_What you are asked to do:_ Check each line of the material that follows, and copy those holding the string "icon".

_Materials provided:_

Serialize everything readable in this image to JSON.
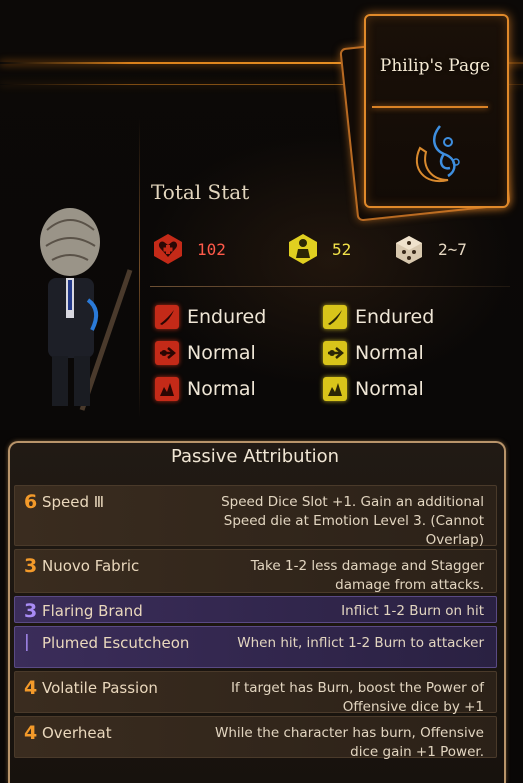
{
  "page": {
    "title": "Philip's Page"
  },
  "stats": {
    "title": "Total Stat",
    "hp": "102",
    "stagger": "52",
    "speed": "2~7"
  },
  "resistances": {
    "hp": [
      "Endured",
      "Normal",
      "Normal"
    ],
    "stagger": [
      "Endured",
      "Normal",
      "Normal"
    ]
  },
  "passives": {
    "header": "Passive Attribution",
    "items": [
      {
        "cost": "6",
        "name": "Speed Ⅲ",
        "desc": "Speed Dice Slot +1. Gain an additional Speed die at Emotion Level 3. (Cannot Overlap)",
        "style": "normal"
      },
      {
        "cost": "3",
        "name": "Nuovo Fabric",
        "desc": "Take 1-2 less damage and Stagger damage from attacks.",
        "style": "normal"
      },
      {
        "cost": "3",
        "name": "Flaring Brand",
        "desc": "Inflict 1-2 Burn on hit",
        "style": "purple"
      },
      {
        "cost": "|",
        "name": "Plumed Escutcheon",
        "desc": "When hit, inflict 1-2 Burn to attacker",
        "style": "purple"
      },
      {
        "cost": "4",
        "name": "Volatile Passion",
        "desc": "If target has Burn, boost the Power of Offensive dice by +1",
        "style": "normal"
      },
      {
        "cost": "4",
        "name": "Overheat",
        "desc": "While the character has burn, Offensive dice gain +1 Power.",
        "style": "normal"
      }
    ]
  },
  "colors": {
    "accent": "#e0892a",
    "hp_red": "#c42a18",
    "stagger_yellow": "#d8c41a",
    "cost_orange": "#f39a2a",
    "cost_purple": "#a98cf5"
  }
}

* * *

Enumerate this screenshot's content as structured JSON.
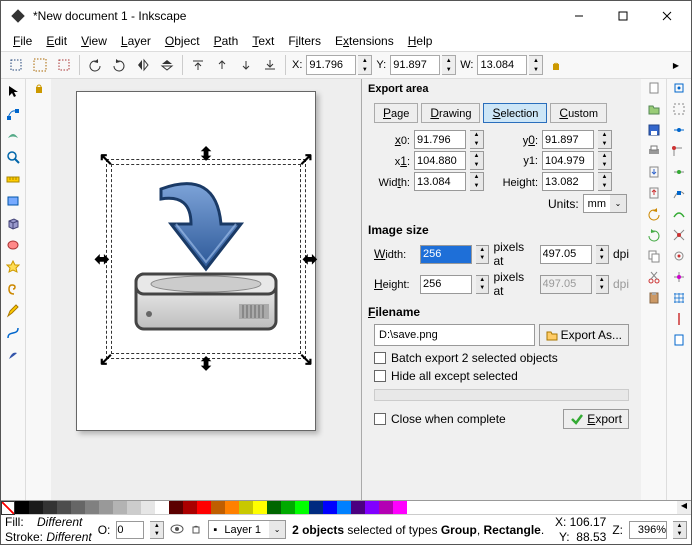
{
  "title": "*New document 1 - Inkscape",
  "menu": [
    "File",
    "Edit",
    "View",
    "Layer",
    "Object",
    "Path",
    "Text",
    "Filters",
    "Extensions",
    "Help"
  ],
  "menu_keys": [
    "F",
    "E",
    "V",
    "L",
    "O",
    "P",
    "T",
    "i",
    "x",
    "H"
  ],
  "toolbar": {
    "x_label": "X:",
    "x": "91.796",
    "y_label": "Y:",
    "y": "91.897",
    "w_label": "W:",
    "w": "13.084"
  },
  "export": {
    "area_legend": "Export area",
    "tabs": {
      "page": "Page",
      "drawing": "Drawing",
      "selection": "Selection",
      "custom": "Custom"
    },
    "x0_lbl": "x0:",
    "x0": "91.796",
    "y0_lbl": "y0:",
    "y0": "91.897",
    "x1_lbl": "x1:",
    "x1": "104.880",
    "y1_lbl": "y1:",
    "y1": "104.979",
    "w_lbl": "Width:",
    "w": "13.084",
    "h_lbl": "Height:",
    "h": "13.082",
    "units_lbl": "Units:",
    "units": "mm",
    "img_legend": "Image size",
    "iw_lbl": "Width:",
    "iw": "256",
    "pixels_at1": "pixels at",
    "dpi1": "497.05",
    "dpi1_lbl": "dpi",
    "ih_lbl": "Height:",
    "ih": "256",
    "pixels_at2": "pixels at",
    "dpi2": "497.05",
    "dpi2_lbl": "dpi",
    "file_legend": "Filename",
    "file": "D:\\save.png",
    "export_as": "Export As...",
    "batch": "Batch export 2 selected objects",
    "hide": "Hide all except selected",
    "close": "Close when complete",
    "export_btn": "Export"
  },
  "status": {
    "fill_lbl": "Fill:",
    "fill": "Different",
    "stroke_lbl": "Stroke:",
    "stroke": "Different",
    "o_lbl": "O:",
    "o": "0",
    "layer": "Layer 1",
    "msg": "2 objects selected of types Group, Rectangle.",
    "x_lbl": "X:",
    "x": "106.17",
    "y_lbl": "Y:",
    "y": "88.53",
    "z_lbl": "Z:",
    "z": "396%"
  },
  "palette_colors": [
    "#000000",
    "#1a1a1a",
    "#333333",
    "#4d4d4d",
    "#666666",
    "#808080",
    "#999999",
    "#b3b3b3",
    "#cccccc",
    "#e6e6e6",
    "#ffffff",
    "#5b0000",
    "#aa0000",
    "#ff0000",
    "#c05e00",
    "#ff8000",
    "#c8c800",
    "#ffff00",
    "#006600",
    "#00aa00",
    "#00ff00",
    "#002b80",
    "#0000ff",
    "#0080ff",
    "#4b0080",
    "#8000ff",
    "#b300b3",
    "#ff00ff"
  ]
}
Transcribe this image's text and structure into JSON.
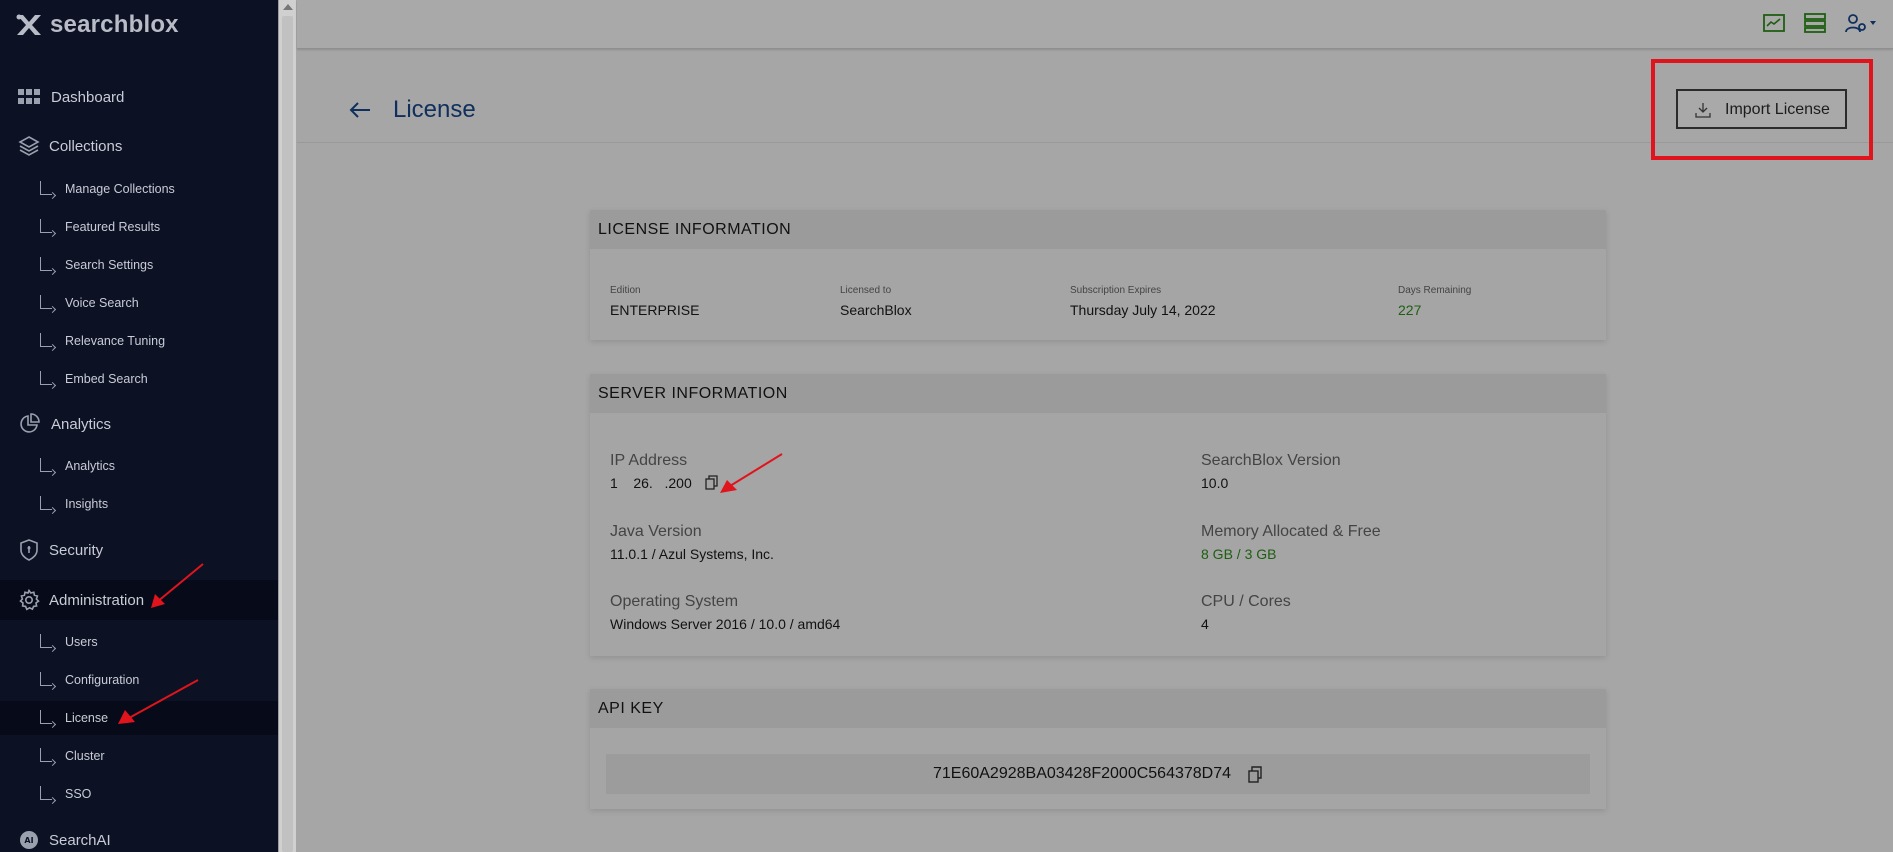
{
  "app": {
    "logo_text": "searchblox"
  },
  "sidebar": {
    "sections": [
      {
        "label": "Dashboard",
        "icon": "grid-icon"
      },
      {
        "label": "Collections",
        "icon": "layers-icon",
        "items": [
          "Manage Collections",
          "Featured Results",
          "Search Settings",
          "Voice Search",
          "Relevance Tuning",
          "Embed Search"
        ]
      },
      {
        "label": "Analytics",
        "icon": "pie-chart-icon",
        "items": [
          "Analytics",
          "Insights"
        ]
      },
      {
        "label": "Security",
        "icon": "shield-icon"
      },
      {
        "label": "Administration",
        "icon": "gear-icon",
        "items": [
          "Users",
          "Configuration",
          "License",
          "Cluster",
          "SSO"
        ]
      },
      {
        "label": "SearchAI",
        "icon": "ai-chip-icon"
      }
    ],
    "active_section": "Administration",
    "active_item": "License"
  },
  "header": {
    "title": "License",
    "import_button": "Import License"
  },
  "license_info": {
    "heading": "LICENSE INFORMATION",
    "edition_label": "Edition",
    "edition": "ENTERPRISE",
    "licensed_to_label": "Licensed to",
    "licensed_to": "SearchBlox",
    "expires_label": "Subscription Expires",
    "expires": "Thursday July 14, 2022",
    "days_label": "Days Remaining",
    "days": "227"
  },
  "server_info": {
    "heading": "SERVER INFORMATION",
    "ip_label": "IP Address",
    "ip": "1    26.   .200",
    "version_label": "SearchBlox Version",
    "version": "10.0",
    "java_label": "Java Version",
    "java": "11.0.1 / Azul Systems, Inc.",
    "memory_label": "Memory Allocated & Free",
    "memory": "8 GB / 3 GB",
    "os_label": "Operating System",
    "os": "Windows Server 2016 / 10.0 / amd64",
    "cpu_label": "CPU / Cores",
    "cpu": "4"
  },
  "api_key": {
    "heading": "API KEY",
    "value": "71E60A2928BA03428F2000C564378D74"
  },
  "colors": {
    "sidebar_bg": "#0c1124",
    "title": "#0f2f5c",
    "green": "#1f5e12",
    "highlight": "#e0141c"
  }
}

_Solution:_
        "icon": "grid-icon"
        "icon": "layers-icon",
        "icon": "pie-chart-icon",
        "icon": "shield-icon"
        "icon": "gear-icon",
        "icon": "ai-chip-icon"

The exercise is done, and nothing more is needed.